How do you help someone with selective mutism?

When interacting with a child with Selective Mutism, DO:Allow for warm-up time.Monitor the child’s body language.Talk “around” the child at first with focus on parents or siblings.Get down on the child’s level and focus on a prop.Ask choice and direct questions to the child with focus on the prop.More items…•

Is selective mutism inherited?

The majority of children with Selective Mutism have a genetic predisposition to anxiety. In other words, they have inherited a tendency to be anxious from one or more family members.

Is selective mutism on the autism spectrum?

Some people confuse selective mutism with autism, but it is important to know that they are not the same disorder. Autism and selective mutism may appear to be similar; when children with selective mutism feel anxious, they often react with a lack of eye contact, a blank expression, and a lack of verbal communication.

What triggers selective mutism?

There is no single known cause of selective mutism. Researchers are still learning about factors that can lead to selective mutism, such as: An anxiety disorder. Poor family relationships.

Is selective mutism a disability?

One disability not only hidden but most frequently overlooked is Selective Mutism. According to the SMart Center: “Selective Mutism is a complex childhood anxiety disorder characterized by a child’s inability to speak and communicate effectively in select social settings, such as school.
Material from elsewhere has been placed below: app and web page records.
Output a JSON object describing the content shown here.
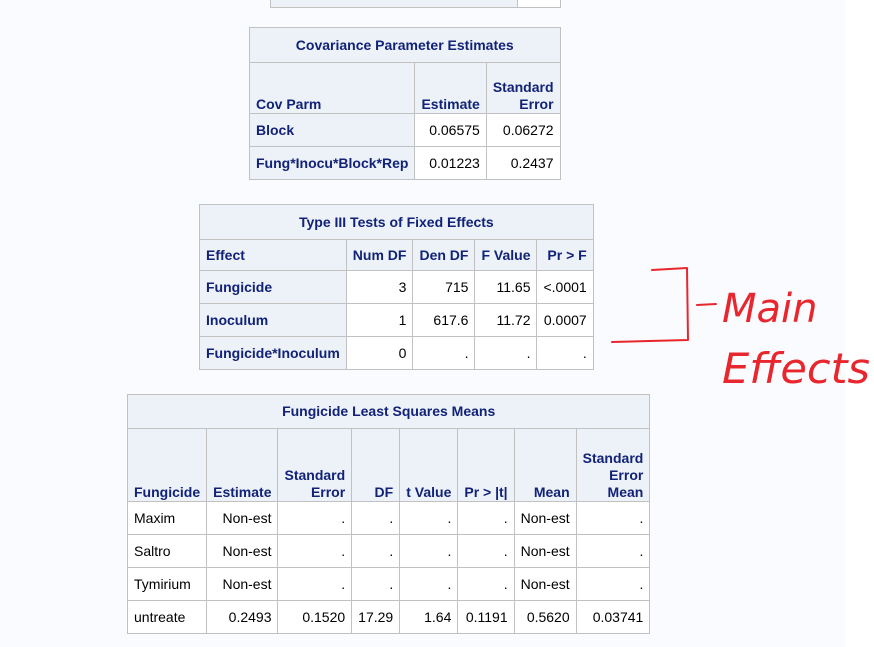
{
  "top_fragment": {},
  "covariance": {
    "title": "Covariance Parameter Estimates",
    "headers": {
      "cov_parm": "Cov Parm",
      "estimate": "Estimate",
      "se_line1": "Standard",
      "se_line2": "Error"
    },
    "rows": [
      {
        "cov_parm": "Block",
        "estimate": "0.06575",
        "se": "0.06272"
      },
      {
        "cov_parm": "Fung*Inocu*Block*Rep",
        "estimate": "0.01223",
        "se": "0.2437"
      }
    ]
  },
  "type3": {
    "title": "Type III Tests of Fixed Effects",
    "headers": {
      "effect": "Effect",
      "num_df": "Num DF",
      "den_df": "Den DF",
      "f_value": "F Value",
      "pr_f": "Pr > F"
    },
    "rows": [
      {
        "effect": "Fungicide",
        "num_df": "3",
        "den_df": "715",
        "f_value": "11.65",
        "pr_f": "<.0001"
      },
      {
        "effect": "Inoculum",
        "num_df": "1",
        "den_df": "617.6",
        "f_value": "11.72",
        "pr_f": "0.0007"
      },
      {
        "effect": "Fungicide*Inoculum",
        "num_df": "0",
        "den_df": ".",
        "f_value": ".",
        "pr_f": "."
      }
    ]
  },
  "lsmeans": {
    "title": "Fungicide Least Squares Means",
    "headers": {
      "fungicide": "Fungicide",
      "estimate": "Estimate",
      "se_line1": "Standard",
      "se_line2": "Error",
      "df": "DF",
      "t_value": "t Value",
      "pr_t": "Pr > |t|",
      "mean": "Mean",
      "sem_line1": "Standard",
      "sem_line2": "Error",
      "sem_line3": "Mean"
    },
    "rows": [
      {
        "fungicide": "Maxim",
        "estimate": "Non-est",
        "se": ".",
        "df": ".",
        "t_value": ".",
        "pr_t": ".",
        "mean": "Non-est",
        "sem": "."
      },
      {
        "fungicide": "Saltro",
        "estimate": "Non-est",
        "se": ".",
        "df": ".",
        "t_value": ".",
        "pr_t": ".",
        "mean": "Non-est",
        "sem": "."
      },
      {
        "fungicide": "Tymirium",
        "estimate": "Non-est",
        "se": ".",
        "df": ".",
        "t_value": ".",
        "pr_t": ".",
        "mean": "Non-est",
        "sem": "."
      },
      {
        "fungicide": "untreate",
        "estimate": "0.2493",
        "se": "0.1520",
        "df": "17.29",
        "t_value": "1.64",
        "pr_t": "0.1191",
        "mean": "0.5620",
        "sem": "0.03741"
      }
    ]
  },
  "annotation": {
    "text_line1": "Main",
    "text_line2": "Effects",
    "ink_color": "#e8262d"
  },
  "colors": {
    "header_bg": "#edf2f9",
    "header_text": "#112277",
    "border": "#c1c1c1"
  }
}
What age can selective mutism be diagnosed?

Parents typically start noticing signs of SM when a child is three or four years old. The disorder might not be diagnosed until she is school-aged, when her problems with speaking become more apparent.
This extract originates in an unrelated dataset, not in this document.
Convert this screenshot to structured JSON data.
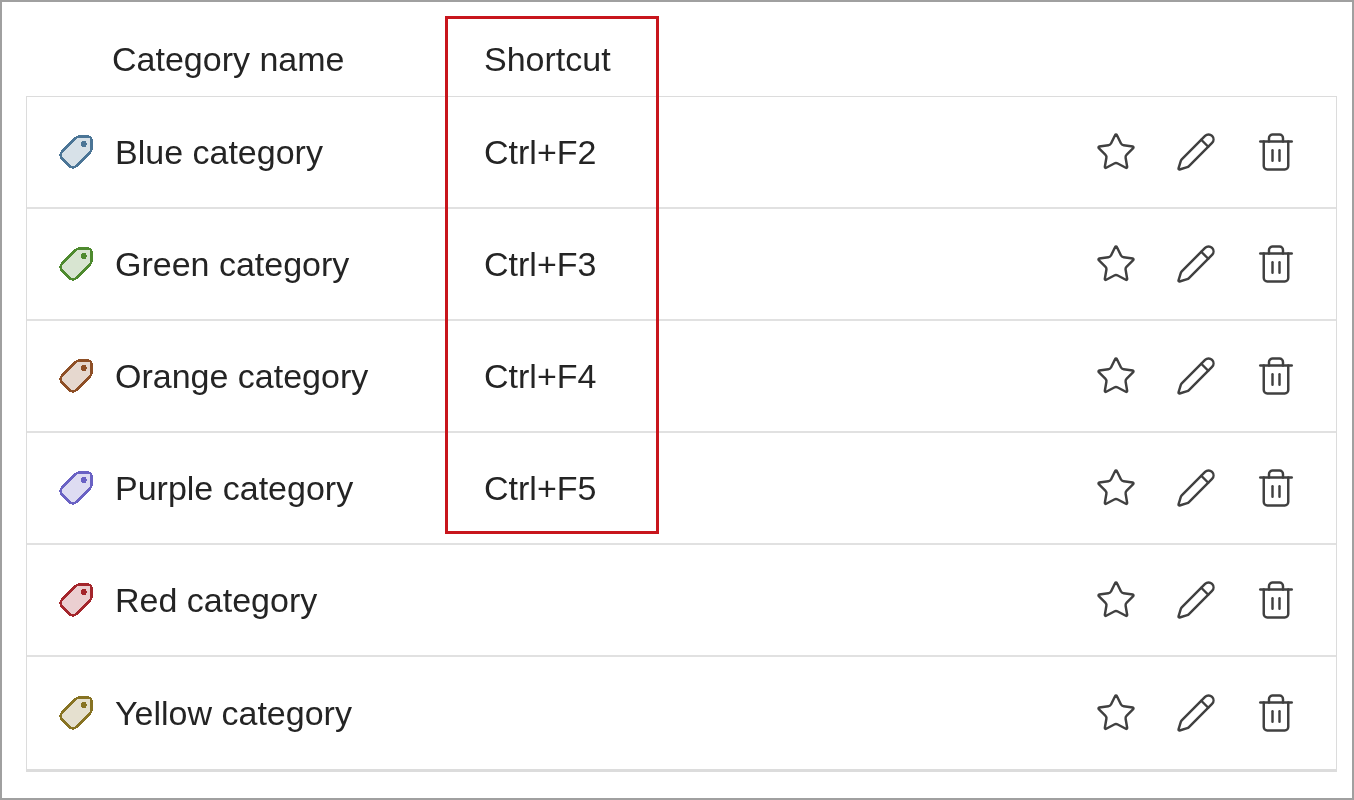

Why can’t mutes talk?

In general, someone who is mute may be mute for one of several different reasons: organic, psychological, developmental/ neurological. For children, a lack of speech may be developmental, neurological, psychological, or due to a physical disability or a communication disorder.

Is selective mutism the same as social anxiety?

Selective mutism can be considered as a variant of social anxiety disorder because of the significant overlap in symptoms profile as well as treatment response.

Does selective mutism go away?

Selective mutism typically does not go away on its own, and in fact can lead to worsened anxiety and social difficulty if not addressed.

What are the symptoms of selective mutism?

Other symptoms of selective mutism can include the following:excessive shyness.social isolation.fear of embarrassment in front of a group.clinging to caregivers.temper tantrums.oppositional behavior.compulsive traits.negativity.

Who can treat selective mutism?

You can start by asking your pediatrician, child’s school, family or friends who they have had direct experience with or who they have heard is a good child therapist. You will want to find a child psychologist, psychiatrist or clinical social worker who specializes in the treatment of childhood anxiety disorders.

How is selective mutism diagnosed?

Testing for Selective MutismTalking with you about your child’s development and medical history.Having your child’s hearing screened.Seeing how well your child’s lips, jaw, and tongue move.Seeing how well your child understands what others say to him.More items…

Is there medication for selective mutism?

Despite limited evidence, selective serotonin reuptake inhibitors (SSRIs) and monoamine oxidase inhibitors (MAOIs) are used to reduce symptoms of selective mutism (SM) in children unresponsive to psychosocial interventions.